That is, president of the teacher’s union of the Anoka-Hennepin school district-Minnesota’s largest, with over 40,000 students.
As a Macalester student, Skaar protested the Vietnam War, in which two young men from her small southern Minnesota hometown were killed. She began teaching in Anoka-Hennepin in 1978, and the union went on strike in 1981-bringing Skaar’s activist tendencies to the fore.
“I was a young teacher, I didn’t have much money, and I thought: I need to understand what’s going on, and make an impact,” she recalled.
By the time Skaar became president seven years ago, she’d done just about every job in the local.
Strength and empathy
Since the Anoka-Hennepin president’s job went full time, five men and two women have held it. “Very often in union politics, like politics in general, [leadership is] male-dominated,” Skaar said. “To succeed in politics you have to be a strong person-and I am.”
But she brings more than that to her job. “There are things about women leaders that my members appreciate,” she said. “They find I’m empathetic to their issues and take the time to understand them. You end up being almost like a counselor.”
Nordgren suspects women may be more likely to merge the line between “work” and “life.” For example, she often sees female teachers buying needed supplies-even clothing-for students.
Despite her mother’s long-ago advice, Nordgren never married: Teaching, she said, “became my entire life.”
Frustration into action
A turning point for Mary Cathryn Ricker, St. Paul teacher union president, was the year she spent teaching in South Korea-a world away from her first teaching gig in St. Cloud.
“It was my first experience teaching where I had no union,” she said, “and it reshaped my thinking about their importance-I felt it viscerally.”
Ricker was frustrated by willy-nilly changes to working conditions and schedules. If she’d become pregnant, she likely would have been fired. “It was a throwback to what unions here were working on a generation ago,” she said.
Later, in St. Paul, frustration was one factor that propelled Ricker to action: She was frustrated not with management, but with union leaders.
“Our district superintendent was defending us against vouchers, but our union president wasn’t,” she said. “I had two options: I could stop caring, or do something about it.” Elected president in 2005, she’s serving the last of three two-year terms.
Ricker notes proudly that the St. Paul women’s teacher local organized in 1918. (The men organized later; the groups merged in 1957.)
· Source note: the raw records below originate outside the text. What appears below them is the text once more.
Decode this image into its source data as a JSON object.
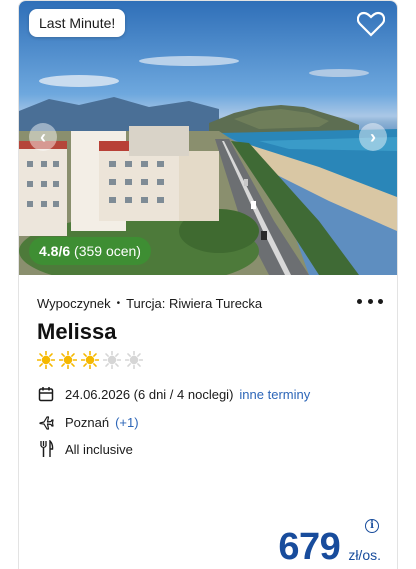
{
  "offer": {
    "badge": "Last Minute!",
    "rating": {
      "score": "4.8/6",
      "reviews": "(359 ocen)"
    },
    "operator": "Wypoczynek",
    "separator": "•",
    "destination": "Turcja: Riwiera Turecka",
    "hotel_name": "Melissa",
    "stars": {
      "filled": 3,
      "total": 5,
      "filled_color": "#f5b800",
      "empty_color": "#d6d6d6"
    },
    "date": "24.06.2026 (6 dni / 4 noclegi)",
    "other_dates_link": "inne terminy",
    "departure_city": "Poznań",
    "departure_more": "(+1)",
    "board": "All inclusive",
    "price": "679",
    "currency": "zł/os."
  },
  "icons": {
    "favorite": "heart-icon",
    "prev": "chevron-left-icon",
    "next": "chevron-right-icon",
    "more": "more-options-icon",
    "calendar": "calendar-icon",
    "flight": "plane-icon",
    "board": "cutlery-icon",
    "info": "info-icon"
  },
  "colors": {
    "accent": "#2d66b8",
    "price": "#184c9c",
    "rating_bg": "#3e8e33"
  }
}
Despite this history, the local’s leaders have mainly been men. Ricker attributes this to “embedded sexism in our culture, which sees men as more natural leaders.
“Women tend to work in collectives very comfortably-which makes union work a comfortable place to be active,” she said. “But some of that comfort with the collective can work against women [to the extent that] leaders are seen as those who stand out from the collective.”
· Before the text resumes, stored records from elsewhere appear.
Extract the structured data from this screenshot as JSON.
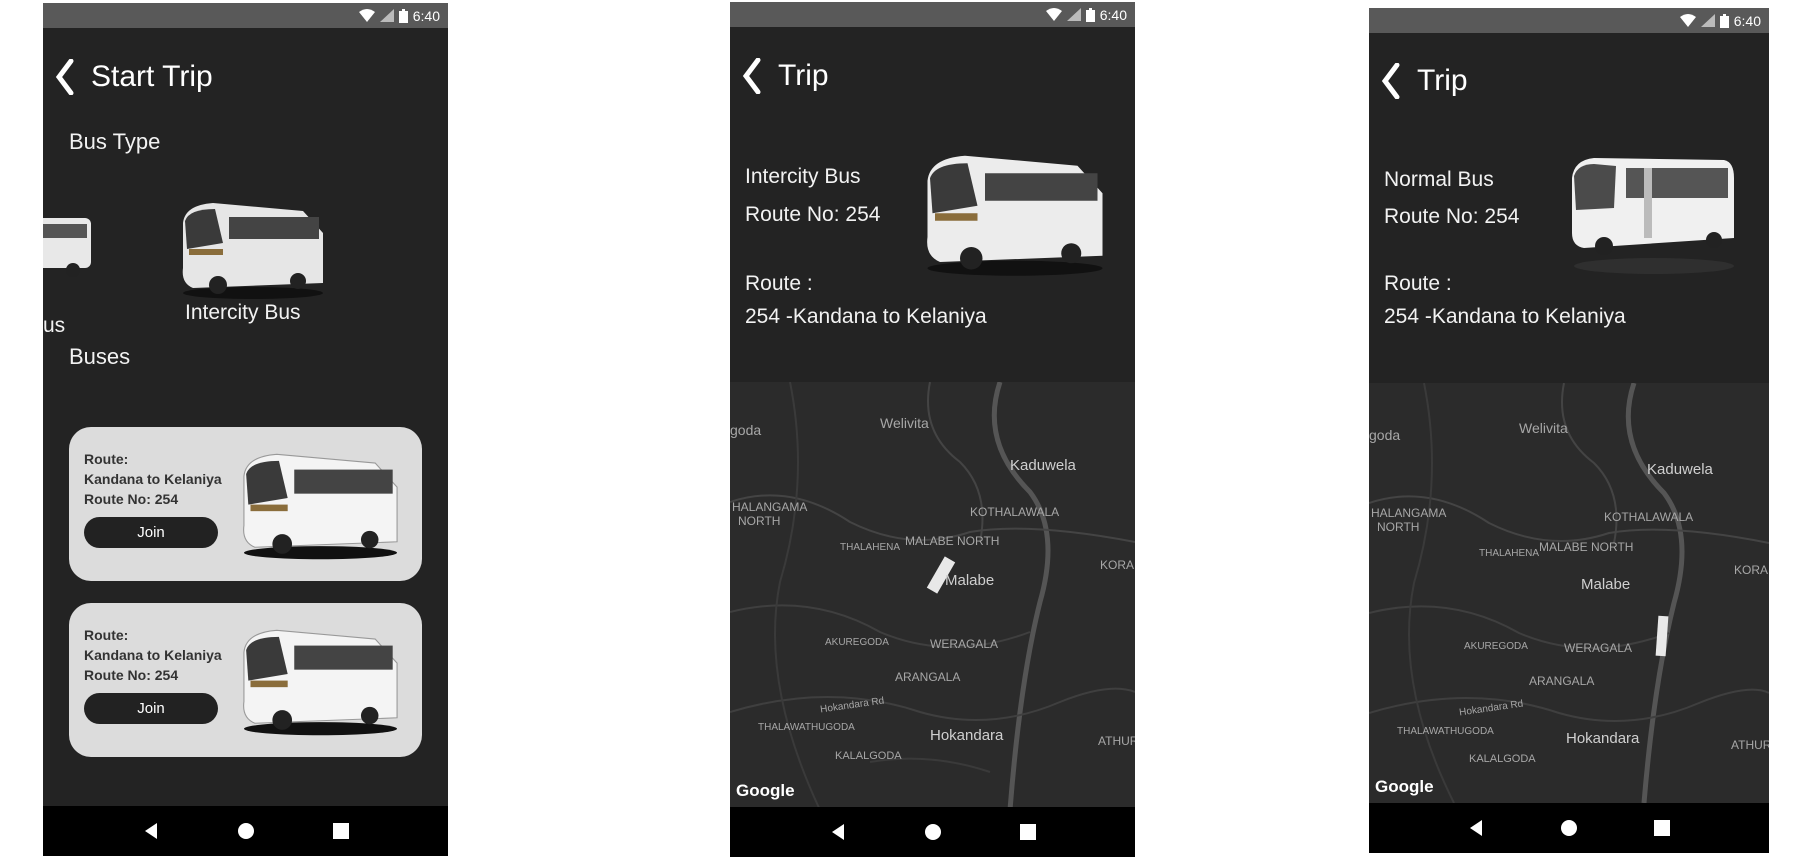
{
  "status_bar": {
    "time": "6:40"
  },
  "screen_start": {
    "title": "Start Trip",
    "bus_type_heading": "Bus Type",
    "bus_types": [
      {
        "label": "us"
      },
      {
        "label": "Intercity Bus"
      }
    ],
    "buses_heading": "Buses",
    "cards": [
      {
        "route_label": "Route:",
        "route": "Kandana to Kelaniya",
        "route_no": "Route No: 254",
        "join_label": "Join"
      },
      {
        "route_label": "Route:",
        "route": "Kandana to Kelaniya",
        "route_no": "Route No: 254",
        "join_label": "Join"
      }
    ]
  },
  "screen_trip_intercity": {
    "title": "Trip",
    "bus_name": "Intercity Bus",
    "route_no": "Route No: 254",
    "route_label": "Route :",
    "route": "254 -Kandana to Kelaniya"
  },
  "screen_trip_normal": {
    "title": "Trip",
    "bus_name": "Normal Bus",
    "route_no": "Route No: 254",
    "route_label": "Route :",
    "route": "254 -Kandana to Kelaniya"
  },
  "map": {
    "labels": {
      "goda": "goda",
      "welivita": "Welivita",
      "kaduwela": "Kaduwela",
      "halangama": "HALANGAMA",
      "north": "NORTH",
      "kothalawala": "KOTHALAWALA",
      "thalahena": "THALAHENA",
      "malabe_north": "MALABE NORTH",
      "malabe": "Malabe",
      "kora": "KORA",
      "akuregoda": "AKUREGODA",
      "weragala": "WERAGALA",
      "arangala": "ARANGALA",
      "hokandara_rd": "Hokandara Rd",
      "thalawathugoda": "THALAWATHUGODA",
      "hokandara": "Hokandara",
      "kalalgoda": "KALALGODA",
      "athur": "ATHUR"
    },
    "attribution": "Google"
  }
}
Does it matter?
It matters that there are women heading teacher unions, Ricker believes. “We need to bring as many perspectives to the table as we can,” she said. “And in a profession dominated by women, we need to know how women’s lives intersect with the profession so contracts can reflect that.”
When she ran for president, Nordgren intentionally assembled a slate that was balanced in many respects-men, women, teachers of color, elementary and high school teachers, etc.-but added that if someone is suited to leadership and “has fire in the belly, it doesn’t matter to me if they’re male or female.”
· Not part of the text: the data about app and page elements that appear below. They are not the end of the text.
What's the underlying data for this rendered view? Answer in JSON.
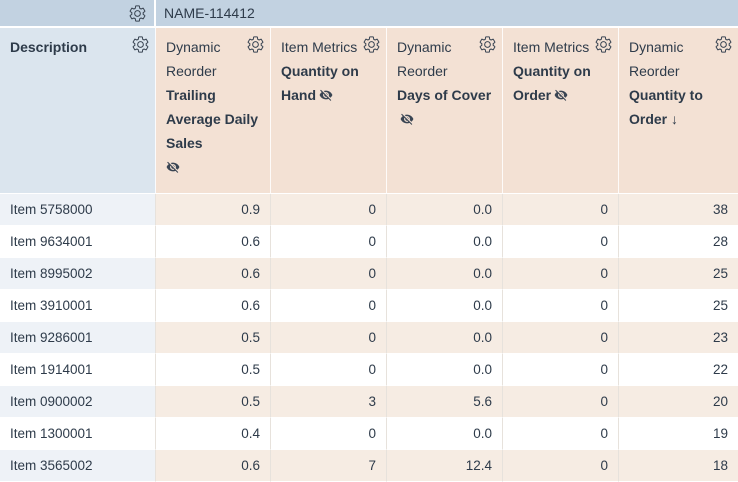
{
  "group_header": {
    "name_label": "NAME-114412"
  },
  "columns": [
    {
      "group": "",
      "label": "Description"
    },
    {
      "group": "Dynamic Reorder",
      "label": "Trailing Average Daily Sales"
    },
    {
      "group": "Item Metrics",
      "label": "Quantity on Hand"
    },
    {
      "group": "Dynamic Reorder",
      "label": "Days of Cover"
    },
    {
      "group": "Item Metrics",
      "label": "Quantity on Order"
    },
    {
      "group": "Dynamic Reorder",
      "label": "Quantity to Order",
      "sort": "↓"
    }
  ],
  "icons": {
    "gear": "settings cog (outline)",
    "visibility-off": "hidden column eye with slash",
    "sort-descending": "↓"
  },
  "rows": [
    {
      "description": "Item 5758000",
      "values": [
        "0.9",
        "0",
        "0.0",
        "0",
        "38"
      ]
    },
    {
      "description": "Item 9634001",
      "values": [
        "0.6",
        "0",
        "0.0",
        "0",
        "28"
      ]
    },
    {
      "description": "Item 8995002",
      "values": [
        "0.6",
        "0",
        "0.0",
        "0",
        "25"
      ]
    },
    {
      "description": "Item 3910001",
      "values": [
        "0.6",
        "0",
        "0.0",
        "0",
        "25"
      ]
    },
    {
      "description": "Item 9286001",
      "values": [
        "0.5",
        "0",
        "0.0",
        "0",
        "23"
      ]
    },
    {
      "description": "Item 1914001",
      "values": [
        "0.5",
        "0",
        "0.0",
        "0",
        "22"
      ]
    },
    {
      "description": "Item 0900002",
      "values": [
        "0.5",
        "3",
        "5.6",
        "0",
        "20"
      ]
    },
    {
      "description": "Item 1300001",
      "values": [
        "0.4",
        "0",
        "0.0",
        "0",
        "19"
      ]
    },
    {
      "description": "Item 3565002",
      "values": [
        "0.6",
        "7",
        "12.4",
        "0",
        "18"
      ]
    }
  ],
  "colors": {
    "group_header_bg": "#c2d2e1",
    "description_header_bg": "#dbe5ee",
    "metric_header_bg": "#f3e1d4",
    "stripe_description_bg": "#eef2f7",
    "stripe_metric_bg": "#f6ece3",
    "row_white_bg": "#ffffff",
    "text": "#2e3b4a"
  }
}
Likewise, Skaar-saying she “appreci-ate[s] anyone who can make things happen, whether male or female”-has helped promote her union’s woman vice president, whom she describes as an “activist” like herself.
Despite numerous challenges-the three leaders cited retaining teacher jobs despite inadequate funding, a narrowing of curriculum combined with an increasing reliance on schools to solve social problems, and what Ricker called “an overemphasis on the science of teaching to the detriment of the art of teaching”-they all see a bright future for women in teacher union leadership.
“I see the younger women being a little more willing to speak up than maybe I was at that age,” Nordgren said. “They’re more willing to take on the world’s challenges.”